Blood Money is exceptionally hollow in its aspirations, writes Sukanya Verma.
'Abbe keede, you think you can steal from me, snarls a man in the dimly-lit basement before he goes on to drill the horrified target in the knee. The brutality of this incident would have had some impact if it wasn't for the villain's incessant produce of 'Do you know who I am?'
What it does instead is tell you right away that Blood Money is exceptionally hollow in its aspirations.
For a movie that is set against the flourishing diamond industry and broaches on its grey zones, Vishesh Films' latest offering is conspicuous by absence of detail and depiction. Devoid of any research it doesn't matter whether the story is set in South Africa or Surat.
Despite a minor resemblance to Edward Zwick's Blood Diamond in title and milieu Vishal Mahadkar's directorial debut isn't the same film. It's about a newly married couple -- Kunal (Kunal Khemu) and Arzoo (Amrita Puri) who comes to Cape Town with starry-eyed dreams that are instantaneously fulfilled when he joins a leading diamond exports firm. Given the ordinary reception he gets at work, it's comical to see just how big a furnished mansion a rank new employee has been awarded to live in.
Acknowledging the implausibility of it all, Arzoo remarks how this startling change of events and sprawling space reminds her of the dark fairy tale, Hansel and Gretel. Blood Money truly had the potential to develop into a quirky B-horror at this point by planting a creepy witch in the closet or something but they choose to explore a predictable territory with its bland retelling of how success leads to corruption and how realisation can find redemption.
Only this is not The Firm and its sloppily written script is incapable of constructing gravity or drama. Blood Money is inexcusably one-note and short on buildup -- things just happen one after the other like a flat, muted series of badly-shot stilted music videos. The songs (by Jeet Gannguli) are as monotonous as the insipid visuals they accompany.
Instead of spitting all that irksome gyaan via Manish Chaudhry's Zaveri, which almost always results into overlong scenes, it would be nice if the movie could have packed in some muscle. Sadly, Blood Money's amateurish content highlights this lack of ingenuity with amazing regularity.

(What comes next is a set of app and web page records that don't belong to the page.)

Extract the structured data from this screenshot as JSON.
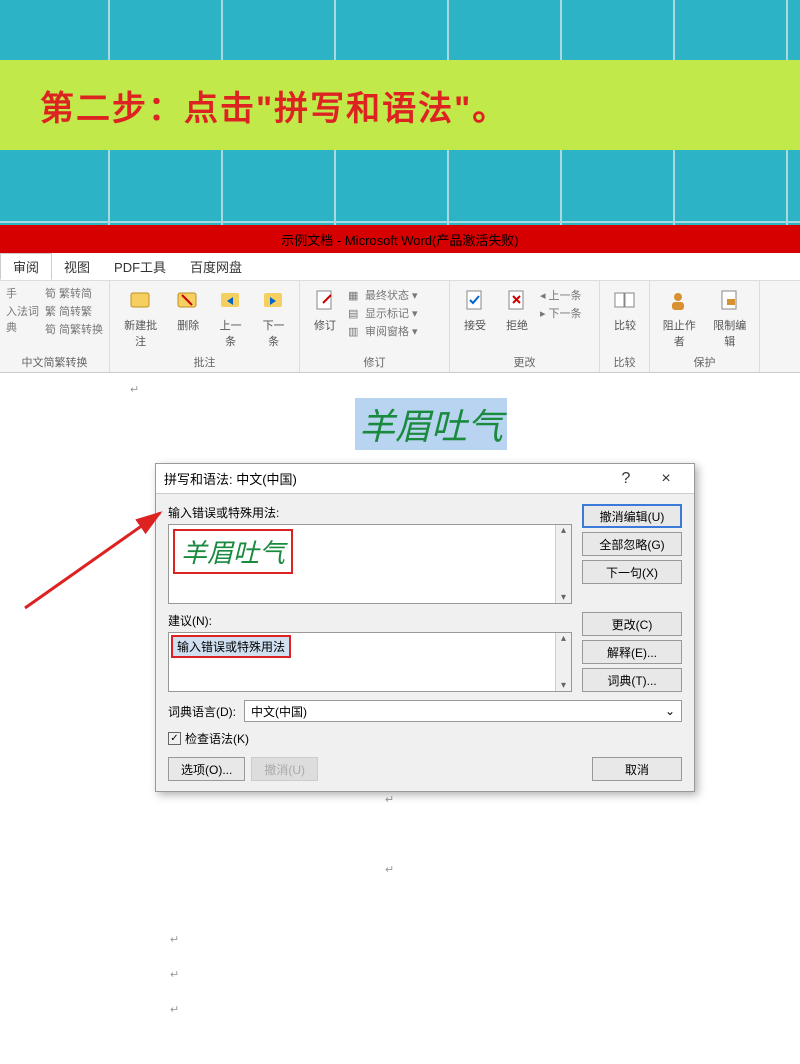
{
  "banner": {
    "text": "第二步：点击\"拼写和语法\"。"
  },
  "window": {
    "title": "示例文档 - Microsoft Word(产品激活失败)"
  },
  "tabs": {
    "review": "审阅",
    "view": "视图",
    "pdf": "PDF工具",
    "baidu": "百度网盘"
  },
  "ribbon": {
    "g1": {
      "dict": "入法词典",
      "c1": "繁转简",
      "c2": "简转繁",
      "c3": "简繁转换",
      "label": "中文简繁转换"
    },
    "g2": {
      "new_comment": "新建批注",
      "delete": "删除",
      "prev": "上一条",
      "next": "下一条",
      "label": "批注"
    },
    "g3": {
      "track": "修订",
      "final": "最终状态",
      "show_mark": "显示标记",
      "review_pane": "审阅窗格",
      "label": "修订"
    },
    "g4": {
      "accept": "接受",
      "reject": "拒绝",
      "prev": "上一条",
      "next": "下一条",
      "label": "更改"
    },
    "g5": {
      "compare": "比较",
      "label": "比较"
    },
    "g6": {
      "block": "阻止作者",
      "restrict": "限制编辑",
      "label": "保护"
    }
  },
  "document": {
    "text": "羊眉吐气"
  },
  "dialog": {
    "title": "拼写和语法: 中文(中国)",
    "help": "?",
    "close": "×",
    "error_label": "输入错误或特殊用法:",
    "error_text": "羊眉吐气",
    "suggest_label": "建议(N):",
    "suggest_text": "输入错误或特殊用法",
    "lang_label": "词典语言(D):",
    "lang_value": "中文(中国)",
    "check_grammar": "检查语法(K)",
    "btn_undo": "撤消编辑(U)",
    "btn_ignore_all": "全部忽略(G)",
    "btn_next": "下一句(X)",
    "btn_change": "更改(C)",
    "btn_explain": "解释(E)...",
    "btn_dict": "词典(T)...",
    "btn_options": "选项(O)...",
    "btn_undo2": "撤消(U)",
    "btn_cancel": "取消"
  }
}
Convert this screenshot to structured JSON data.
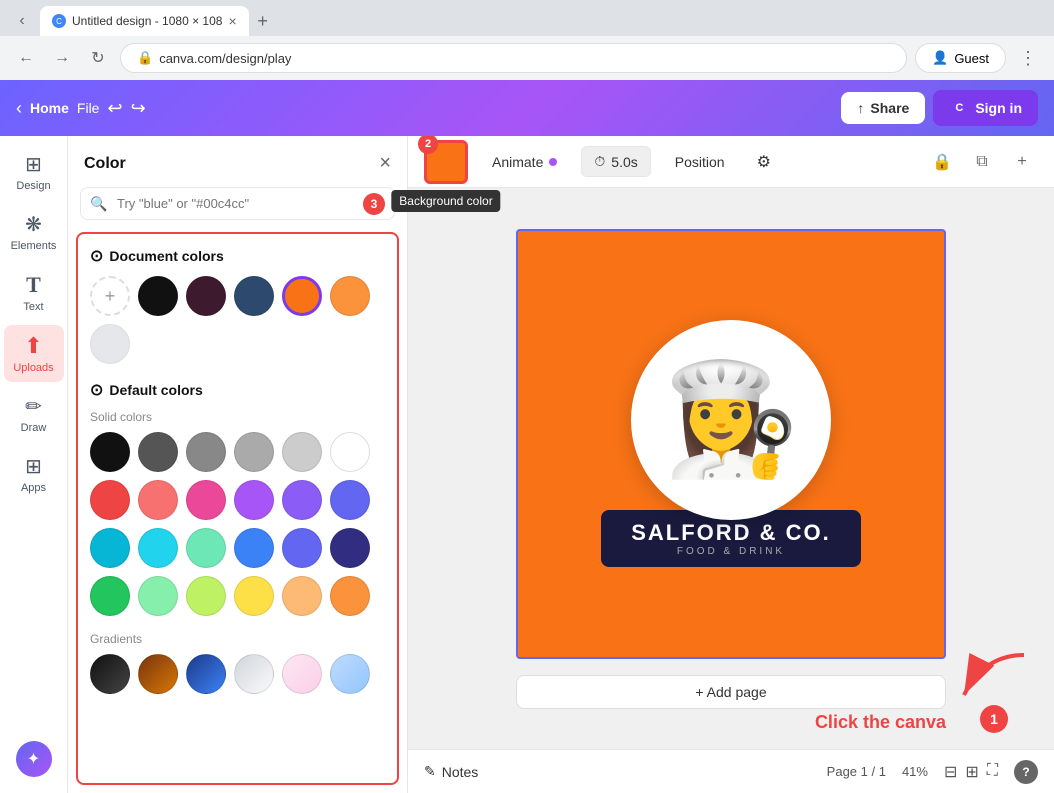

Protagonists discuss karats and cutting of sparkling solitaire, corporate-terrorist outfit nexus, smuggling and mixing of blood diamonds with clean ones but when it comes to elaborating, documenting the workings of this particular industry or dwelling deep into the criminal aspect, there's nothing -- not even on a obligatory level. Unless you count a caricature in a pathan suit and turban representing international terrorism.
On the business front, a character takes a good long look at a diamond and approves it as valuable. A disinterested, sleepy camerawork doesn't bother to zoom in and support the man's point. It sure as hell has no problem finding close-ups of Kunal's hot employee (Mia Uyeda) when she slips (strips) into a seductive avatar.
The ensuing mindlessness is complimented by equally lacklustre performances.
Kunal Khemu displays none of the charisma, intensity or vulnerability that validates his transition from an pleasant go-getter to a compromised coward. The young man's needless huffing, puffing and folding lips in exasperation only draw attention to his inadequacies. Co-star Amrita Puri put up a delightful show in Aisha with her funny dialogue delivery. Turns out that is how she speaks. As the Devil in a Diamond baron's disguise, Manish Chaudhary does well with his analogies in a brief lunch scene but is limited to sporting a threatening frown for the rest of his role.
You don't have to be a diamond expert to tell a gem from a pebble. And so, unless stale stories, bad acting and bungled possibilities capture your fancy, Blood Money is much too sluggish, simplistic and boring to bother.